JOHNSON: Jane, I read where you said, "There were times when community service literally kept me alive." Take me into that statement.

KLEEB: When I was struggling and isolating myself, because of my eating disorder, the only thing that helped bring happiness was when I was serving other people. So when I was younger, that was mostly Habitat for Humanity, or working at soup kitchens for unhoused folks. And as I got older, I started to volunteer on all sorts of issue areas, like kids that had literacy and reading issues. But I felt like I was important to somebody, that my life had larger meaning than my eating disorder. When I was doing community service, folks, at the soup kitchen, didn't know all of that other stuff. And I was able to connect with people on like a really human and really loving way. So without community service, and of course, without my long kind of treatment plan. There's absolutely no question that I would not be here today.

JOHNSON: Jane, I don't want let time get away without giving you an opportunity to talk a little bit about the film, Thin, the 2006 documentary that you were involved in.

KLEEB: I remember my mom, actually, because I wasn't living in Florida at the time, I was living in Philly. I was working, if you can believe this, I started to work as the Foundation Director for the eating disorder facility that I went to as a young person that saved my life. In that role, the opportunity to help a filmmaker, the documentary film of Thin came up. The head of the Renfrew Center asked if I would be the lead consultant for that film. Because I knew what it's like, obviously to be in treatment, but I also knew the family side of things.
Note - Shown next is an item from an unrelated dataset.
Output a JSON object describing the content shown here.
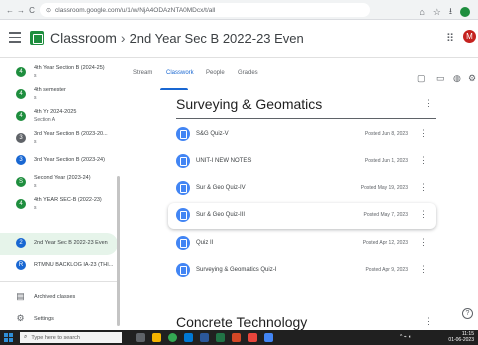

And I remember that we were going to be filming down at the Florida Renfrew facility and my mom dropping me off and you know, she just started crying, as I did, because I was walking through those doors as a person in full recovery. And I knew that I was going to see myself in so many of the women and girls that were in that facility. You know, there's been lots of movies and documentaries about eating disorders. I think that Thin is one of the best portrayals because it really gives you kind of a raw view of what women and girls are going through, but also what those families are going through.

JOHNSON: You're healthy? Everything is good for you these days?

KLEEB: I am. I have three amazing girls, a loving, supportive husband, and, you know, I now enjoy cooking and I'm not terrified to eat a cheeseburger. You know, one of these days I'm going to create a cookbook for people in recovery. But yes. I'm happy, strong and have a very healthy relationship with my body and food.

JOHNSON: Jane Kleeb joining me on Nebraska Public Media. I'm Dale Johnson.